■ **Description of the task**: Each line of the material below needs to be returned exactly as written.

■ **Information supplied**:
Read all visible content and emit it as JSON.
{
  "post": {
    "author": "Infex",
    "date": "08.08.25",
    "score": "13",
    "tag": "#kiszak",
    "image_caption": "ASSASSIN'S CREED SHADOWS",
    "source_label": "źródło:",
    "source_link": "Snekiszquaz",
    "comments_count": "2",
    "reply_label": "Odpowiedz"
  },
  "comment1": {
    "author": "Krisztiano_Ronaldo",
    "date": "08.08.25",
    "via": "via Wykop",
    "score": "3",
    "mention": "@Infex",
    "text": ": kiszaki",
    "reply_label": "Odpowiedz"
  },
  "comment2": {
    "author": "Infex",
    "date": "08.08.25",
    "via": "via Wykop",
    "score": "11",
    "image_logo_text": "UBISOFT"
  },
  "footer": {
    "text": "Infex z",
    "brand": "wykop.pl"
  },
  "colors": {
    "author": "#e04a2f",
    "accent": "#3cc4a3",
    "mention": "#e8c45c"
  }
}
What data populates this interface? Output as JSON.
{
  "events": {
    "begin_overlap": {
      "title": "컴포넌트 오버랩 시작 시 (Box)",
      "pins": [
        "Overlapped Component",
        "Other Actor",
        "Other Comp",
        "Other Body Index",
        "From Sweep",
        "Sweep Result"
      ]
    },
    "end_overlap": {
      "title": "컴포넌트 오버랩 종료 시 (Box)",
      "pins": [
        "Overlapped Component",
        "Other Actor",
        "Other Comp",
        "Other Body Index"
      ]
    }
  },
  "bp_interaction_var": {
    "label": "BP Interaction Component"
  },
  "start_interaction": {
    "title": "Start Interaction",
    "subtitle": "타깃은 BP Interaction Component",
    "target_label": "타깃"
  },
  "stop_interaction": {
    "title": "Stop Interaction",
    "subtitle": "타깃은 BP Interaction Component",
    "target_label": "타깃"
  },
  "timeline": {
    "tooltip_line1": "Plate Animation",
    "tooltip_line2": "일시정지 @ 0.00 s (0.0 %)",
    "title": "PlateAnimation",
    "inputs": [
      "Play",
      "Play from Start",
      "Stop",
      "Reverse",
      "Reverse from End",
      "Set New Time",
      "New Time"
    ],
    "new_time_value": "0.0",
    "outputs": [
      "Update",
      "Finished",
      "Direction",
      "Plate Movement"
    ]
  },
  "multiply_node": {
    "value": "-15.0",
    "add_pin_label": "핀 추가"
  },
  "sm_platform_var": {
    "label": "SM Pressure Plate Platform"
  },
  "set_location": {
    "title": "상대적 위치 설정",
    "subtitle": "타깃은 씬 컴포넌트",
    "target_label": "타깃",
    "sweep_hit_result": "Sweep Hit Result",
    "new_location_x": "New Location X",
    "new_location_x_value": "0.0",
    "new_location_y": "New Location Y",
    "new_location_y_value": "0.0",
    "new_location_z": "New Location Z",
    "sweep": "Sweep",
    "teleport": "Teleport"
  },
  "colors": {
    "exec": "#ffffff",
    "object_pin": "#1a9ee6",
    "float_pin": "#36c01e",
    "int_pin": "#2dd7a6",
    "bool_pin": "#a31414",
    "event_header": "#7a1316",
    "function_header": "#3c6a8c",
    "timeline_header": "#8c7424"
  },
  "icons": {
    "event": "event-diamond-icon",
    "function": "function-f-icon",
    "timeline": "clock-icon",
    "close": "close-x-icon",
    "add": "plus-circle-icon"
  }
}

■ **Output for this task**:
Read all visible content and emit it as JSON.
{
  "post": {
    "author": "Infex",
    "date": "08.08.25",
    "score": "13",
    "tag": "#kiszak",
    "image_caption": "ASSASSIN'S CREED SHADOWS",
    "source_label": "źródło:",
    "source_link": "Snekiszquaz",
    "comments_count": "2",
    "reply_label": "Odpowiedz"
  },
  "comment1": {
    "author": "Krisztiano_Ronaldo",
    "date": "08.08.25",
    "via": "via Wykop",
    "score": "3",
    "mention": "@Infex",
    "text": ": kiszaki",
    "reply_label": "Odpowiedz"
  },
  "comment2": {
    "author": "Infex",
    "date": "08.08.25",
    "via": "via Wykop",
    "score": "11",
    "image_logo_text": "UBISOFT"
  },
  "footer": {
    "text": "Infex z",
    "brand": "wykop.pl"
  },
  "colors": {
    "author": "#e04a2f",
    "accent": "#3cc4a3",
    "mention": "#e8c45c"
  }
}
What data populates this interface? Output as JSON.
{
  "events": {
    "begin_overlap": {
      "title": "컴포넌트 오버랩 시작 시 (Box)",
      "pins": [
        "Overlapped Component",
        "Other Actor",
        "Other Comp",
        "Other Body Index",
        "From Sweep",
        "Sweep Result"
      ]
    },
    "end_overlap": {
      "title": "컴포넌트 오버랩 종료 시 (Box)",
      "pins": [
        "Overlapped Component",
        "Other Actor",
        "Other Comp",
        "Other Body Index"
      ]
    }
  },
  "bp_interaction_var": {
    "label": "BP Interaction Component"
  },
  "start_interaction": {
    "title": "Start Interaction",
    "subtitle": "타깃은 BP Interaction Component",
    "target_label": "타깃"
  },
  "stop_interaction": {
    "title": "Stop Interaction",
    "subtitle": "타깃은 BP Interaction Component",
    "target_label": "타깃"
  },
  "timeline": {
    "tooltip_line1": "Plate Animation",
    "tooltip_line2": "일시정지 @ 0.00 s (0.0 %)",
    "title": "PlateAnimation",
    "inputs": [
      "Play",
      "Play from Start",
      "Stop",
      "Reverse",
      "Reverse from End",
      "Set New Time",
      "New Time"
    ],
    "new_time_value": "0.0",
    "outputs": [
      "Update",
      "Finished",
      "Direction",
      "Plate Movement"
    ]
  },
  "multiply_node": {
    "value": "-15.0",
    "add_pin_label": "핀 추가"
  },
  "sm_platform_var": {
    "label": "SM Pressure Plate Platform"
  },
  "set_location": {
    "title": "상대적 위치 설정",
    "subtitle": "타깃은 씬 컴포넌트",
    "target_label": "타깃",
    "sweep_hit_result": "Sweep Hit Result",
    "new_location_x": "New Location X",
    "new_location_x_value": "0.0",
    "new_location_y": "New Location Y",
    "new_location_y_value": "0.0",
    "new_location_z": "New Location Z",
    "sweep": "Sweep",
    "teleport": "Teleport"
  },
  "colors": {
    "exec": "#ffffff",
    "object_pin": "#1a9ee6",
    "float_pin": "#36c01e",
    "int_pin": "#2dd7a6",
    "bool_pin": "#a31414",
    "event_header": "#7a1316",
    "function_header": "#3c6a8c",
    "timeline_header": "#8c7424"
  },
  "icons": {
    "event": "event-diamond-icon",
    "function": "function-f-icon",
    "timeline": "clock-icon",
    "close": "close-x-icon",
    "add": "plus-circle-icon"
  }
}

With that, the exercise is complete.